New nanocrystals could allow for night vision technology to be applied to a conventional pair of glasses.
Researchers at ANU used an array of nanoparticles, just 500 times smaller than a human hair, to create what’s called a metamaterial with superior capabilities.
The nanocrystals when powered, can convert photons of infrared light into visible light.
The nano crystals are so small they could be fitted as an ultra-thin film to normal eye glasses to enable night vision.
Professor Dragomir Neshev from ANU said the new night-vision glasses could replace the cumbersome and bulky night-vision binoculars currently in use. He said:
“The nano crystals are so small they could be fitted as an ultra-thin film to normal eye glasses to enable night vision.
This tiny device could have other exciting uses including in anti-counterfeit devices in bank notes, imaging cells for medical applications and holograms.”
Ultra-thin nano crystal film developed at ANU.
Co-researcher Dr Mohsen Rahmani said the ANU team’s achievement was a big milestone in the field of nanophotonics, which involves the study of behaviour of light and interaction of objects with light at the nano-scale. He said:

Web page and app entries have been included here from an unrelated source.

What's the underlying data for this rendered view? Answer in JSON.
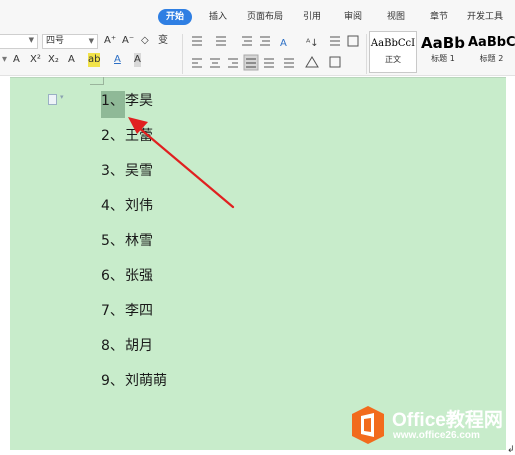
{
  "ribbon": {
    "tabs": [
      {
        "label": "开始",
        "active": true
      },
      {
        "label": "插入"
      },
      {
        "label": "页面布局"
      },
      {
        "label": "引用"
      },
      {
        "label": "审阅"
      },
      {
        "label": "视图"
      },
      {
        "label": "章节"
      },
      {
        "label": "开发工具"
      }
    ]
  },
  "toolbar": {
    "font_size": "四号",
    "row1_icons": [
      "A⁺",
      "A⁻",
      "◇",
      "变"
    ],
    "row2_icons": [
      "A",
      "X²",
      "X₂",
      "A",
      "ab",
      "A",
      "A"
    ],
    "styles": [
      {
        "preview": "AaBbCcI",
        "label": "正文"
      },
      {
        "preview": "AaBb",
        "label": "标题 1"
      },
      {
        "preview": "AaBbC",
        "label": "标题 2"
      }
    ]
  },
  "document": {
    "items": [
      {
        "num": "1、",
        "text": "李昊"
      },
      {
        "num": "2、",
        "text": "王蕾"
      },
      {
        "num": "3、",
        "text": "吴雪"
      },
      {
        "num": "4、",
        "text": "刘伟"
      },
      {
        "num": "5、",
        "text": "林雪"
      },
      {
        "num": "6、",
        "text": "张强"
      },
      {
        "num": "7、",
        "text": "李四"
      },
      {
        "num": "8、",
        "text": "胡月"
      },
      {
        "num": "9、",
        "text": "刘萌萌"
      }
    ]
  },
  "watermark": {
    "title": "Office教程网",
    "url": "www.office26.com"
  },
  "colors": {
    "doc_background": "#c8eccb",
    "selection": "#8fb997",
    "arrow": "#e02020",
    "active_tab": "#2f7fe3",
    "logo_orange": "#f26b1d"
  },
  "icons": [
    "doc-icon",
    "font-grow-icon",
    "font-shrink-icon",
    "clear-format-icon",
    "bullet-list-icon",
    "numbered-list-icon",
    "office-logo-icon",
    "red-arrow-icon"
  ]
}
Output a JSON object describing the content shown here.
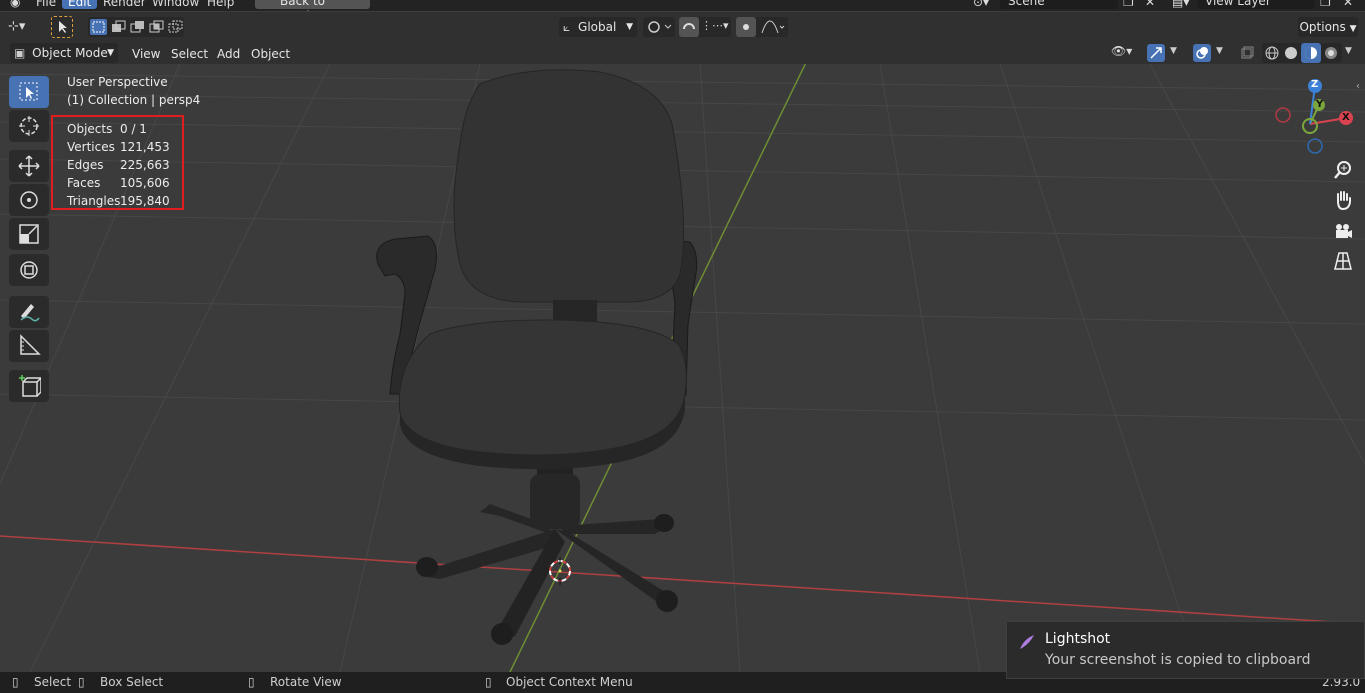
{
  "menu": {
    "file": "File",
    "edit": "Edit",
    "render": "Render",
    "window": "Window",
    "help": "Help",
    "back_to_previous": "Back to Previous",
    "scene": "Scene",
    "view_layer": "View Layer"
  },
  "header": {
    "transform_orientation": "Global",
    "options": "Options"
  },
  "header2": {
    "mode": "Object Mode",
    "view": "View",
    "select": "Select",
    "add": "Add",
    "object": "Object"
  },
  "overlay": {
    "perspective": "User Perspective",
    "collection": "(1) Collection | persp4",
    "stats": [
      {
        "label": "Objects",
        "value": "0 / 1"
      },
      {
        "label": "Vertices",
        "value": "121,453"
      },
      {
        "label": "Edges",
        "value": "225,663"
      },
      {
        "label": "Faces",
        "value": "105,606"
      },
      {
        "label": "Triangles",
        "value": "195,840"
      }
    ]
  },
  "gizmo": {
    "x": "X",
    "y": "Y",
    "z": "Z"
  },
  "statusbar": {
    "select": "Select",
    "box_select": "Box Select",
    "rotate_view": "Rotate View",
    "context_menu": "Object Context Menu",
    "version": "2.93.0"
  },
  "notification": {
    "title": "Lightshot",
    "message": "Your screenshot is copied to clipboard"
  },
  "colors": {
    "accent": "#4772b3",
    "x_axis": "#d9434f",
    "y_axis": "#7ba63c",
    "z_axis": "#3b82d6",
    "stats_border": "#e01e1e"
  }
}
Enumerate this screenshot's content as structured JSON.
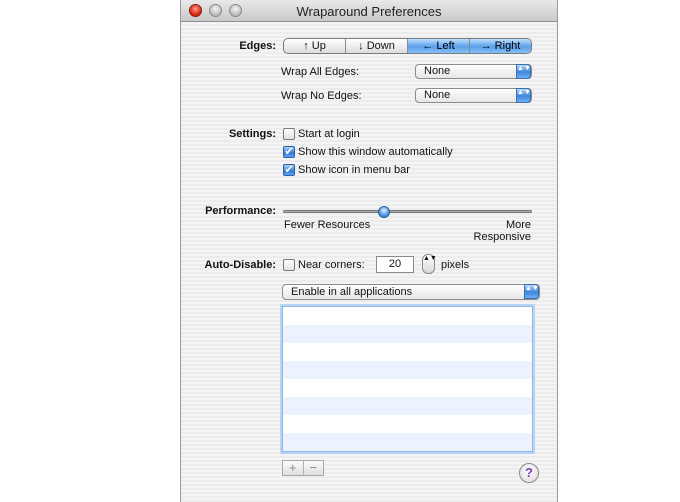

“These semi-conductor nano-crystals can transfer the highest intensity of light and engineer complex light beams that could be used with a laser to project a holographic image in modern displays.”